We also oppose the lengthening of the recertification period from the current 4 years to 6 years. In many instances, this longer period is likely to be too long a period between the thorough institutional reexaminations of the recertification process, especially as the Department continues to refine its monitoring efforts by relying to a lesser degree on program reviews and more on other processes, such as recertification. Moreover, if the rationale for the longer period between recertifications is burden reduction, the Department's new electronic recertification application is expected to streamline the recertification process for both institutions and the Department.

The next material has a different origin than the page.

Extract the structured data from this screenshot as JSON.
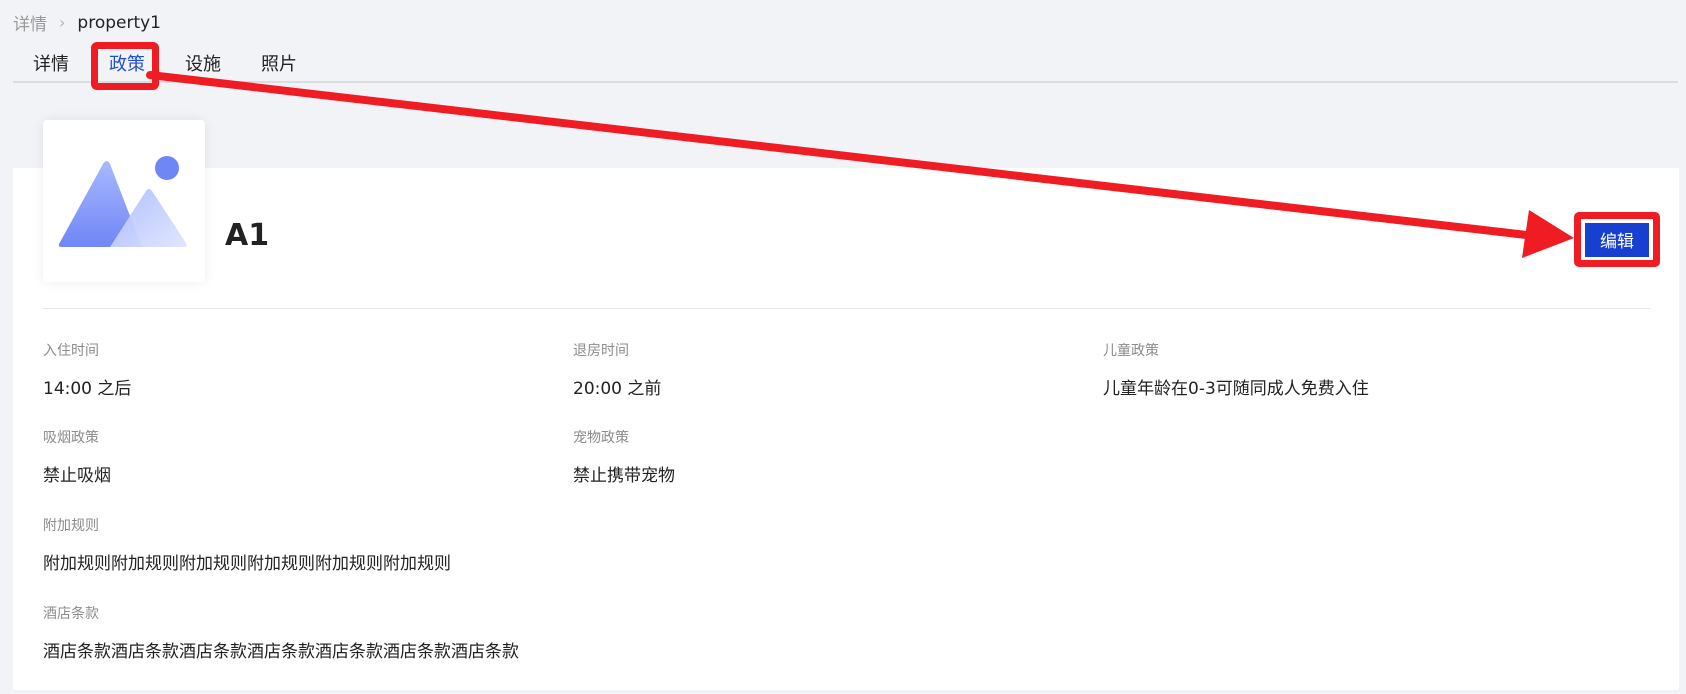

While the Administration strongly believes in promoting the active involvement of the public and the education community in the development of student financial aid regulations, we are seriously concerned, based on our prior experience with regulatory negotiation, that the bill's overbroad scope and unrealistic time requirements would actually impede effective collaboration. In addition, the bill's apparent requirements that all future title IV regulations, no matter how technical or urgent, be subject to negotiated rulemaking, would seriously distort regulatory efforts and resources away from the most important issues and generate unnecessary litigation, delay, and expense. We understand that amendments may be offered that would address many of the Administration's concerns, and look forward to working further with Congress to develop an effective regulatory negotiation provision that includes priorities that are needed to achieve both broad community involvement and timeliness. Excessive, inflexible requirements imposed by Congress on this process would not serve the Department's customers.
Finally, we also oppose the provisions that would require the Secretary to conduct biennial reviews of regulations as overly intrusive on the Secretary's management of the Department.

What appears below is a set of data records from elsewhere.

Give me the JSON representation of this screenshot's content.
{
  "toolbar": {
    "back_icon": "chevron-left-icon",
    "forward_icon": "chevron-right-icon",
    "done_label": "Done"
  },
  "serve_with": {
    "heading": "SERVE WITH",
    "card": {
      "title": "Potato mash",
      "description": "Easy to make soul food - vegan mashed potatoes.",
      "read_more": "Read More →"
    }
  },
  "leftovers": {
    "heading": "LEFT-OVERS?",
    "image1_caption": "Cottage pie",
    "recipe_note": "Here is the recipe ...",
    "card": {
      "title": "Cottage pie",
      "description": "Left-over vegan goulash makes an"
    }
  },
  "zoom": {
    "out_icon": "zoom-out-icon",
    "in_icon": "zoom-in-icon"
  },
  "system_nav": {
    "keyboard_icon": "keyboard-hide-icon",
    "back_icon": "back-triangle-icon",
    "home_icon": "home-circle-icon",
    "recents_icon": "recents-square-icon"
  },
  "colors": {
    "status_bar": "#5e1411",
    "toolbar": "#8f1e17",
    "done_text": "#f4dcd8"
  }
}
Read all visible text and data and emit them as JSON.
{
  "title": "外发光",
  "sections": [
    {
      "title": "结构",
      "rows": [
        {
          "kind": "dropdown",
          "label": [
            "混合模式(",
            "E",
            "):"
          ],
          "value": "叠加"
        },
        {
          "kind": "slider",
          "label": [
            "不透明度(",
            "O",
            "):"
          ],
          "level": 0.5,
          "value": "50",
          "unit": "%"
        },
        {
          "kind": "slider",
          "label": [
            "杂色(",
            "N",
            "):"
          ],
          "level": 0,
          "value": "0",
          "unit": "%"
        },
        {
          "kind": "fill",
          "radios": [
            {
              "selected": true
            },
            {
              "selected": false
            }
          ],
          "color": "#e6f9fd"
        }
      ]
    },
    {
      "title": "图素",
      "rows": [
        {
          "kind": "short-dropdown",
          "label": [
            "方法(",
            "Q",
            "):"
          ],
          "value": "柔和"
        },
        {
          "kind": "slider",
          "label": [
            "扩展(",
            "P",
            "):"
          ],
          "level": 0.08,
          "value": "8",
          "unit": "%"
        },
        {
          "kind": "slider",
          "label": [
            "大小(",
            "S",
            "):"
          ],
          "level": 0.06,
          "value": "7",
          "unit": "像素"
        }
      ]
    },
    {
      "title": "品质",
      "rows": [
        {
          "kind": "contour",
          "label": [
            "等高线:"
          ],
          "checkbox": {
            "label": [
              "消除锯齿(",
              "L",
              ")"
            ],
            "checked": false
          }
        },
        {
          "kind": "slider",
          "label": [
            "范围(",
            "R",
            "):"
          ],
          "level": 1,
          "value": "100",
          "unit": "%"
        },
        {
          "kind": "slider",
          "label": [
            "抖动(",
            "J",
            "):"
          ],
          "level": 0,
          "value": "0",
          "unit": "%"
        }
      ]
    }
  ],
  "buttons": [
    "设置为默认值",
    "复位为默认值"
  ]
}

The Administration shares the goal of adopting a performance-based organization (PBO) for the administration of the student aid programs. We understand that there may be amendments offered to S. 1882 that, if added to the bill, would address most of the Administration's concerns about personnel and procurement flexibility for the PBO.
In addition, the Office of Government Ethics has advised that the one-year cooling off post-employment restrictions in 18 U.S.C. 207(c) might not apply to the Chief Operating Officer and would not apply to the senior managers of the PBO under S. 1882 as currently drafted.
Advanced Placement Incentive Program
The Administration supports the reauthorization of the advanced placement incentive program, and would like to work with Congress to modify the program in order to encourage States to undertake activities, such as information dissemination, teacher training, and curriculum development, that would increase the participation of low-income students in advanced placement courses and exams.
Education of the Deaf Amendments of 1998
Finally, we are concerned with certain aspects of S. 1882's reauthorization of the Education of the Deaf Act, such as the change to the Federal endowment program provisions that would eliminate the requirement for each institution to reinvest 50 percent of its endowment income. This change would mean that no funds would have to be reinvested. One of the primary purposes of the Endowment Grant program is to create permanent, and increasing, sources of funds for enrichment activities and special projects. This purpose is compromised if there is no requirement for the funds to grow.
Return to Reauthorization page